• THE TASK: Your answer should consist of the lines in the data below that contain "ROCKBROS".

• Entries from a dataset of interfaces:
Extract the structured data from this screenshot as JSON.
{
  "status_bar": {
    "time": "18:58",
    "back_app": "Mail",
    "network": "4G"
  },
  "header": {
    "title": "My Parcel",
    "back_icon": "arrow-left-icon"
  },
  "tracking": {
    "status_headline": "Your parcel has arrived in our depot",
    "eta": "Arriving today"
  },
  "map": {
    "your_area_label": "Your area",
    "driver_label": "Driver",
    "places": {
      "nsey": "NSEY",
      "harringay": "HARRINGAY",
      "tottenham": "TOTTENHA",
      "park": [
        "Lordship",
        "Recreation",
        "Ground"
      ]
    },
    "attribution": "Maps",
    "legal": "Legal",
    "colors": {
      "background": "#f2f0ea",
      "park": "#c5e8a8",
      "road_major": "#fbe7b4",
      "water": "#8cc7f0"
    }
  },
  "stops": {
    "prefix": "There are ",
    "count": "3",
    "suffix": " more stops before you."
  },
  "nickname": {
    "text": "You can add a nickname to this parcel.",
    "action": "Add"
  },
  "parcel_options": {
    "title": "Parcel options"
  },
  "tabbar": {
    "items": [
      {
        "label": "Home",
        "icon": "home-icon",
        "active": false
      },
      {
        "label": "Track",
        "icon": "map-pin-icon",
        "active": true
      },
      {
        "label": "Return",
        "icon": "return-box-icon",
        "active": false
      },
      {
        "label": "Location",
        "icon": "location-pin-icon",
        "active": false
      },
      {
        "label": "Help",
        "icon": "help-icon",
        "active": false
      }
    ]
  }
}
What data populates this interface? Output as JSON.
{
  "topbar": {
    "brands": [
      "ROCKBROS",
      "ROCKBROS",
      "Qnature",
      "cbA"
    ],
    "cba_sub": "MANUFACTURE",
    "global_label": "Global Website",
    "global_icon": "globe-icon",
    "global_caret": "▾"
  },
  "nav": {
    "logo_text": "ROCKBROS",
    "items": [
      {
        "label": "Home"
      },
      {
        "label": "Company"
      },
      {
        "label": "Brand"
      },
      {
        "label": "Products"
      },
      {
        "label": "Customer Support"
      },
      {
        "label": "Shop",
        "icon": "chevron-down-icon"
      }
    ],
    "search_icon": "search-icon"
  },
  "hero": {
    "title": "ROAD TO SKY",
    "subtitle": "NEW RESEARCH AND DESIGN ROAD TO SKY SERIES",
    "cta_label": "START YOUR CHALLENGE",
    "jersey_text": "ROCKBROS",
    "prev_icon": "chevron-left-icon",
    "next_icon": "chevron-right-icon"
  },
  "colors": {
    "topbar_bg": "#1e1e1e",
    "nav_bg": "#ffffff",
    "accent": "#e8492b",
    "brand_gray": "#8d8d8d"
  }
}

• TASK SOLUTION:
      "ROCKBROS",
      "ROCKBROS",
    "logo_text": "ROCKBROS",
    "jersey_text": "ROCKBROS",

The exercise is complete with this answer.